Zemlock: Sure. I mentioned a little bit before, but one of the biggest shifts is, you know, there used to be such a huge divide between the people that were responsible for the physical protection of a building and then those who are responsible for what happened inside or, you know, virtually, if you will. And that has really converged. So not that people are doing the same job. There are not a lot of people that are responsible for both physical security as well as cyber security, but they need to work together.

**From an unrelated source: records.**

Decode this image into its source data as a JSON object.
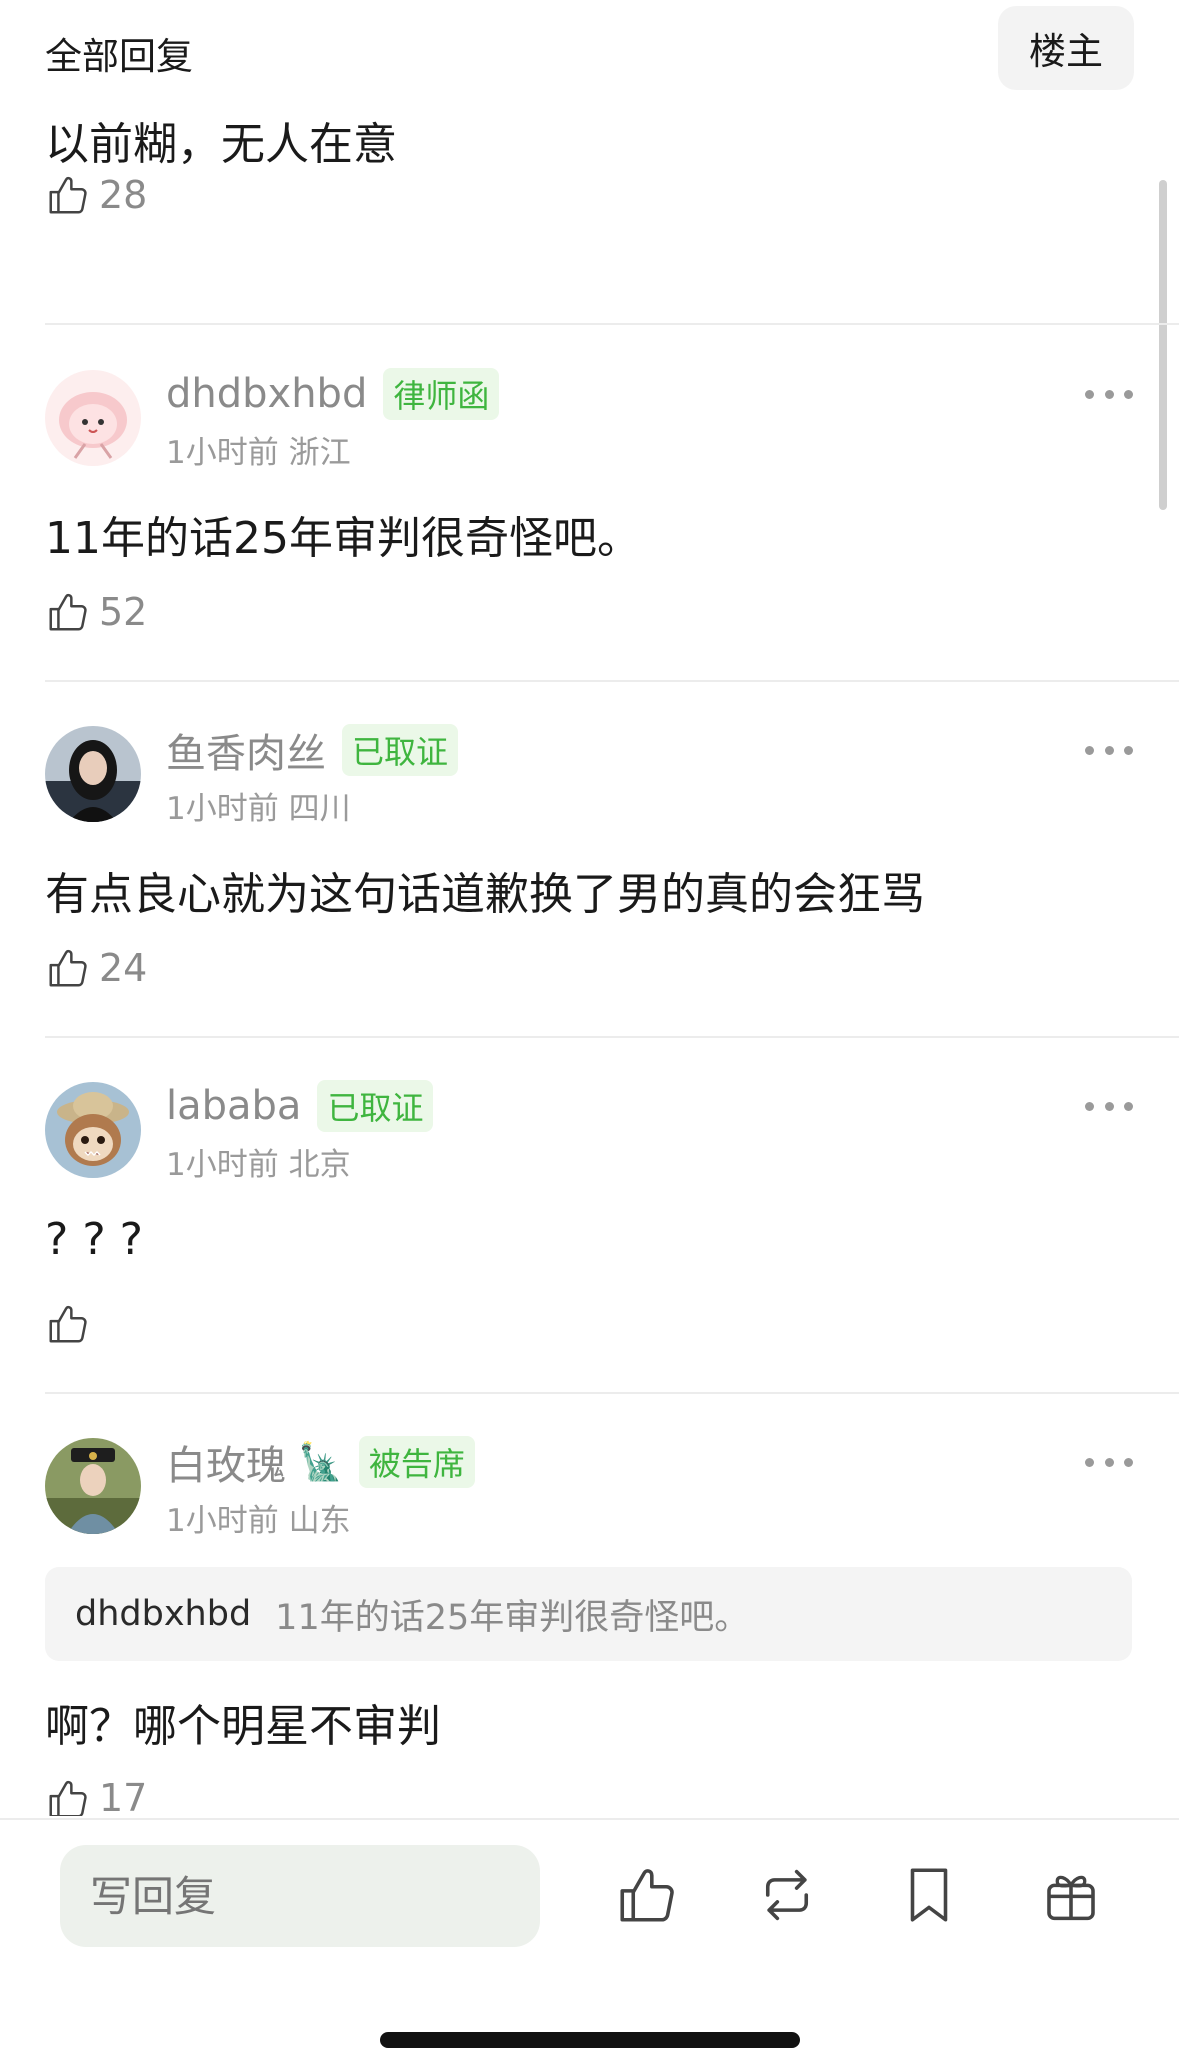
{
  "header": {
    "title": "全部回复",
    "owner_button": "楼主"
  },
  "comments": [
    {
      "content": "以前糊，无人在意",
      "likes": "28"
    },
    {
      "username": "dhdbxhbd",
      "badge": "律师函",
      "time": "1小时前",
      "location": "浙江",
      "content": "11年的话25年审判很奇怪吧。",
      "likes": "52",
      "avatar_icon": "pink-cartoon-avatar"
    },
    {
      "username": "鱼香肉丝",
      "badge": "已取证",
      "time": "1小时前",
      "location": "四川",
      "content": "有点良心就为这句话道歉换了男的真的会狂骂",
      "likes": "24",
      "avatar_icon": "woman-portrait-avatar"
    },
    {
      "username": "lababa",
      "badge": "已取证",
      "time": "1小时前",
      "location": "北京",
      "content": "? ? ?",
      "likes": "",
      "avatar_icon": "labubu-explorer-avatar"
    },
    {
      "username": "白玫瑰",
      "username_emoji": "🗽",
      "badge": "被告席",
      "time": "1小时前",
      "location": "山东",
      "quote_user": "dhdbxhbd",
      "quote_text": "11年的话25年审判很奇怪吧。",
      "content": "啊？哪个明星不审判",
      "likes": "17",
      "avatar_icon": "qing-costume-avatar"
    }
  ],
  "bottom_bar": {
    "reply_placeholder": "写回复",
    "icons": [
      "like-icon",
      "repost-icon",
      "bookmark-icon",
      "gift-icon"
    ]
  },
  "colors": {
    "badge_text": "#3fb53f",
    "badge_bg": "#ebf8e8",
    "reply_bg": "#edf1ec",
    "muted_text": "#8a8a8a"
  }
}
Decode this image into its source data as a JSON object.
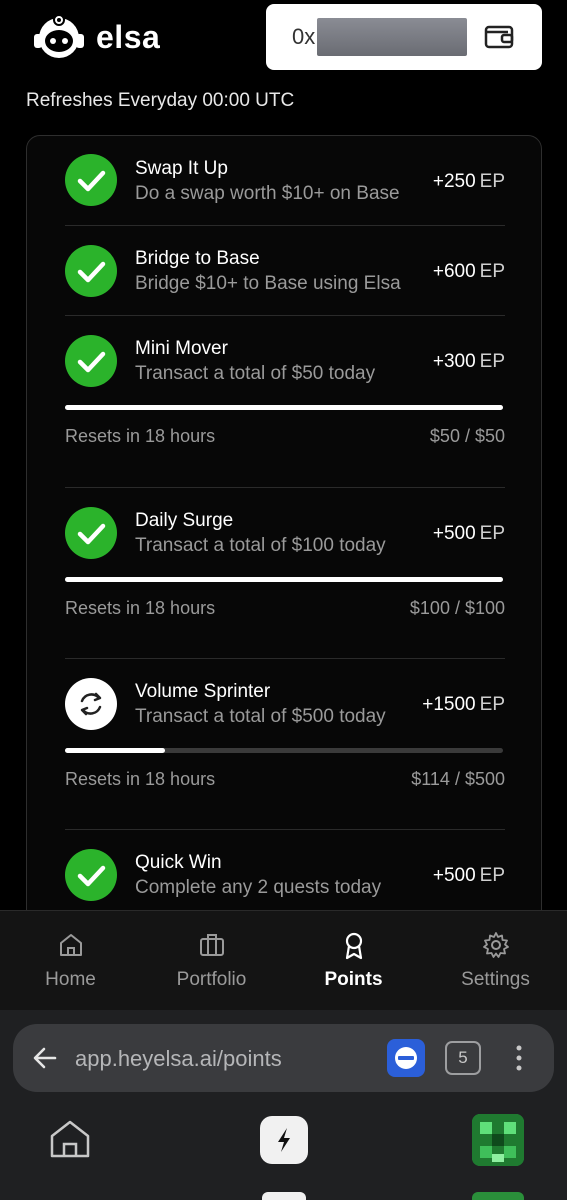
{
  "header": {
    "brand": "elsa",
    "wallet_prefix": "0x"
  },
  "refresh_note": "Refreshes Everyday 00:00 UTC",
  "quests": [
    {
      "title": "Swap It Up",
      "desc": "Do a swap worth $10+ on Base",
      "points": "+250",
      "unit": "EP",
      "status": "done"
    },
    {
      "title": "Bridge to Base",
      "desc": "Bridge $10+ to Base using Elsa",
      "points": "+600",
      "unit": "EP",
      "status": "done"
    },
    {
      "title": "Mini Mover",
      "desc": "Transact a total of $50 today",
      "points": "+300",
      "unit": "EP",
      "status": "done",
      "progress": 1.0,
      "resets": "Resets in 18 hours",
      "amount": "$50 / $50"
    },
    {
      "title": "Daily Surge",
      "desc": "Transact a total of $100 today",
      "points": "+500",
      "unit": "EP",
      "status": "done",
      "progress": 1.0,
      "resets": "Resets in 18 hours",
      "amount": "$100 / $100"
    },
    {
      "title": "Volume Sprinter",
      "desc": "Transact a total of $500 today",
      "points": "+1500",
      "unit": "EP",
      "status": "pending",
      "progress": 0.228,
      "resets": "Resets in 18 hours",
      "amount": "$114 / $500"
    },
    {
      "title": "Quick Win",
      "desc": "Complete any 2 quests today",
      "points": "+500",
      "unit": "EP",
      "status": "done"
    }
  ],
  "nav": {
    "home": "Home",
    "portfolio": "Portfolio",
    "points": "Points",
    "settings": "Settings",
    "active": "points"
  },
  "browser": {
    "url": "app.heyelsa.ai/points",
    "tab_count": "5"
  },
  "colors": {
    "done": "#2bb32b",
    "accent_blue": "#2b5fd9"
  }
}
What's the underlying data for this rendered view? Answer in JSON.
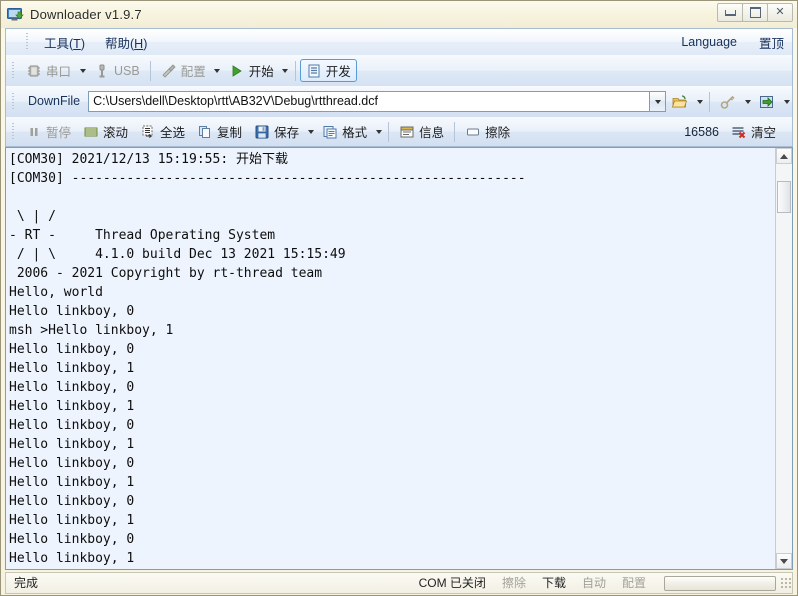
{
  "window": {
    "title": "Downloader v1.9.7",
    "icon": "downloader-monitor-icon",
    "buttons": {
      "minimize": "minimize-icon",
      "maximize": "maximize-icon",
      "close": "✕"
    }
  },
  "menubar": {
    "items": [
      {
        "name": "tools",
        "pre": "工具(",
        "key": "T",
        "post": ")"
      },
      {
        "name": "help",
        "pre": "帮助(",
        "key": "H",
        "post": ")"
      }
    ],
    "right": [
      {
        "name": "language",
        "label": "Language"
      },
      {
        "name": "always-on-top",
        "label": "置顶"
      }
    ]
  },
  "toolbar": {
    "items": [
      {
        "name": "serial-port",
        "label": "串口",
        "icon": "chip-icon",
        "disabled": true,
        "dropdown": true
      },
      {
        "name": "usb",
        "label": "USB",
        "icon": "usb-icon",
        "disabled": true,
        "dropdown": false
      },
      {
        "name": "config",
        "label": "配置",
        "icon": "tools-icon",
        "disabled": true,
        "dropdown": true
      },
      {
        "name": "start",
        "label": "开始",
        "icon": "play-icon",
        "disabled": false,
        "dropdown": true
      },
      {
        "name": "develop",
        "label": "开发",
        "icon": "document-icon",
        "disabled": false,
        "selected": true
      }
    ]
  },
  "downfile": {
    "label": "DownFile",
    "path": "C:\\Users\\dell\\Desktop\\rtt\\AB32V\\Debug\\rtthread.dcf",
    "placeholder": "",
    "actions": [
      {
        "name": "open-folder",
        "icon": "folder-open-icon",
        "dropdown": true
      },
      {
        "name": "key",
        "icon": "key-icon",
        "dropdown": true
      },
      {
        "name": "import",
        "icon": "import-arrow-icon",
        "dropdown": true
      }
    ]
  },
  "toolbar2": {
    "items": [
      {
        "name": "pause",
        "label": "暂停",
        "icon": "pause-icon",
        "disabled": true
      },
      {
        "name": "scroll",
        "label": "滚动",
        "icon": "scroll-icon",
        "disabled": false
      },
      {
        "name": "select-all",
        "label": "全选",
        "icon": "select-all-icon",
        "disabled": false
      },
      {
        "name": "copy",
        "label": "复制",
        "icon": "copy-icon",
        "disabled": false
      },
      {
        "name": "save",
        "label": "保存",
        "icon": "save-disk-icon",
        "disabled": false,
        "dropdown": true
      },
      {
        "name": "format",
        "label": "格式",
        "icon": "format-icon",
        "disabled": false,
        "dropdown": true
      },
      {
        "name": "info",
        "label": "信息",
        "icon": "info-window-icon",
        "disabled": false
      },
      {
        "name": "erase",
        "label": "擦除",
        "icon": "erase-box-icon",
        "disabled": false
      }
    ],
    "byte_count": "16586",
    "clear_label": "清空",
    "clear_icon": "clear-lines-red-x-icon"
  },
  "terminal": {
    "lines": [
      "[COM30] 2021/12/13 15:19:55: 开始下载",
      "[COM30] ----------------------------------------------------------",
      "",
      " \\ | /",
      "- RT -     Thread Operating System",
      " / | \\     4.1.0 build Dec 13 2021 15:15:49",
      " 2006 - 2021 Copyright by rt-thread team",
      "Hello, world",
      "Hello linkboy, 0",
      "msh >Hello linkboy, 1",
      "Hello linkboy, 0",
      "Hello linkboy, 1",
      "Hello linkboy, 0",
      "Hello linkboy, 1",
      "Hello linkboy, 0",
      "Hello linkboy, 1",
      "Hello linkboy, 0",
      "Hello linkboy, 1",
      "Hello linkboy, 0",
      "Hello linkboy, 1",
      "Hello linkboy, 0",
      "Hello linkboy, 1"
    ]
  },
  "statusbar": {
    "message": "完成",
    "com_status": "COM 已关闭",
    "flags": [
      {
        "name": "erase",
        "label": "擦除",
        "dim": true
      },
      {
        "name": "download",
        "label": "下载",
        "dim": false
      },
      {
        "name": "auto",
        "label": "自动",
        "dim": true
      },
      {
        "name": "config",
        "label": "配置",
        "dim": true
      }
    ],
    "progress_percent": 0
  },
  "colors": {
    "title_bg": "#f7f3df",
    "toolbar_blue": "#dfe9f6",
    "terminal_bg": "#edf4fd",
    "accent_border": "#5b9bd5",
    "menu_text": "#16315a"
  }
}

So we modified this program pretty substantially over the last couple of years to include four specific IT courses. And those courses are designed so that if I'm sitting at the table with the cybersecurity folks and they're talking about hackers and coming into the system and you know, you think of like Target Corporation that was hacked through their HVAC system, through the Bluetooth in their HVAC system. Who would have thought that that could have happened? But if don't know the language that these IT folks are speaking and I'm a physical security person, I'm not going to be really effective. So we've really worked hard and the industry has worked hard at merging those two things so that one person isn't doing the whole job, but they can work collaboratively together.

Tenpas: And one thing we were talking about during the break, it's not if you're going to get hacked, it's when you said they use the information.

Zemlock: Yeah, absolutely. And it happens in a lot of different ways. You know, whether it's through, you know, those digital means through personal devices or through the Internet or literally physically, somebody showing up at your property and working their way into your facility.

Tenpas: Wow. All right. It's a whole new ballgame out there, a new world. But this asset protection program is, again, an associate degree program at Fox Valley Tech. Is. It's here to help. And one of the best, if not the only in the nation that's specifically targeting this. So cool. We love that. It's here at Fox Valley Tech. Aaron, If people are listening or want to share more about this program with whomever they know in their life who might be a good fit, how do we get them connected?

Zemlock: Easiest way is really to contact FVTC. If you go on our website and go to the public Safety division, you will see the asset protection degree and there's contact information right there and you'll probably be talking to me.

Tenpas: Excellent. Aaron, great to meet you. Thanks for filling us in here today.